Monday, February 20, 2006

Why The Danish Cartoons Were Published

I actually read this article this morning, but lacked the proper time to post a link to it.

From the WaPo comes this piece entitled, Why I Published Those Cartoons by Flemming Rose, the culture editor of the Jyllands-Post.

But, Jason at Liberty and Culture beat me to the draw. In spite of that, the interesting thing is, one passage stuck out to both of us. Here it is:
When I visit a mosque, I show my respect by taking off my shoes. I follow the customs, just as I do in a church, synagogue or other holy place. But if a believer demands that I, as a nonbeliever, observe his taboos in the public domain, he is not asking for my respect, but for my submission. And that is incompatible with a secular democracy.

What more needs to be said?

Read the whole article and it will help you understand better.

1 comment:

SuperFrenchie said...

//I follow the customs, just as I do in a church, synagogue or other holy place. But if a believer demands that I, as a nonbeliever, observe his taboos in the public domain, he is not asking for my respect, but for my submission.//

Exactly!

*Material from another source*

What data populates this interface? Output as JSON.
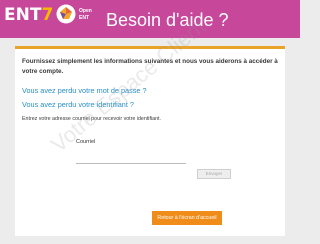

Same thing when I, as a fervent atheist, go to a funeral or a wedding. While I do believe that sacrilege is fun and that blasphemy should be an Olympic sport, I do restrain myself when I am on someone else's "sacred" grounds. There is a place and time for everything. But don't ask me to restrain myself anywhere else.